Description of the task: Search the entries below. Return every line that has "icon" in it.

Recorded information:
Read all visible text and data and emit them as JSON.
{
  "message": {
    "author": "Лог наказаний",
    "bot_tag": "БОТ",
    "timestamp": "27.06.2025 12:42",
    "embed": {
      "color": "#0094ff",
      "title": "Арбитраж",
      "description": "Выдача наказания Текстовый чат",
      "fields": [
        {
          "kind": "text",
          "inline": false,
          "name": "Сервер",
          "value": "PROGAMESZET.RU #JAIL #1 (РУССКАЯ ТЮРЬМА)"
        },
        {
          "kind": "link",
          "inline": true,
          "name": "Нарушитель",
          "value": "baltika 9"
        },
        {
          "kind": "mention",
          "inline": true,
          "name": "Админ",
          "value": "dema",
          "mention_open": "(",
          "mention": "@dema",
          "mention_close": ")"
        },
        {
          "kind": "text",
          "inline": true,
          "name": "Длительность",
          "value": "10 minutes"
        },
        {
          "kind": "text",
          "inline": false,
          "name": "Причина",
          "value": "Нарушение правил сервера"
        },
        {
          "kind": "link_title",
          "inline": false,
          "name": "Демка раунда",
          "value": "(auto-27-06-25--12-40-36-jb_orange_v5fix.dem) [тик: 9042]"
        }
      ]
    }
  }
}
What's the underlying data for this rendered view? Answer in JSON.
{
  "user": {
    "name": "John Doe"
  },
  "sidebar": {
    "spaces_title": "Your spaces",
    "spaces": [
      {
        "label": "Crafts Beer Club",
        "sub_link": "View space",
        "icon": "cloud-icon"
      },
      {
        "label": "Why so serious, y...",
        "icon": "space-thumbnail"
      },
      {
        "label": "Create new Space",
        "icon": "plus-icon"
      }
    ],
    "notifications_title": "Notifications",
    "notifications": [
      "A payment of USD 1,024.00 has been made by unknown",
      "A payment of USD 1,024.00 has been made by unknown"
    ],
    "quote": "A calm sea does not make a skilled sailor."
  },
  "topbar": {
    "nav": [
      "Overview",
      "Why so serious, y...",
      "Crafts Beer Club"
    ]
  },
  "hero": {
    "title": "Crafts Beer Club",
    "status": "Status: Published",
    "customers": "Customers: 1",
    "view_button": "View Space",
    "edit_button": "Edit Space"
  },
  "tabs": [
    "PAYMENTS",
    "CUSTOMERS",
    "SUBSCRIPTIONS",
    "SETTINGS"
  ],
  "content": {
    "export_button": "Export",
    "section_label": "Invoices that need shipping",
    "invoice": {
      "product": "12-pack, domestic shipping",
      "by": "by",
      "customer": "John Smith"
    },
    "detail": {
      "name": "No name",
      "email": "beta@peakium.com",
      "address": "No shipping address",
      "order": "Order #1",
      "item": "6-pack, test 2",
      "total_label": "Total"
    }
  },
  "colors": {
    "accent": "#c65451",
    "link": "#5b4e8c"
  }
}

Written solution:
        "icon": "cloud-icon"
        "icon": "space-thumbnail"
        "icon": "plus-icon"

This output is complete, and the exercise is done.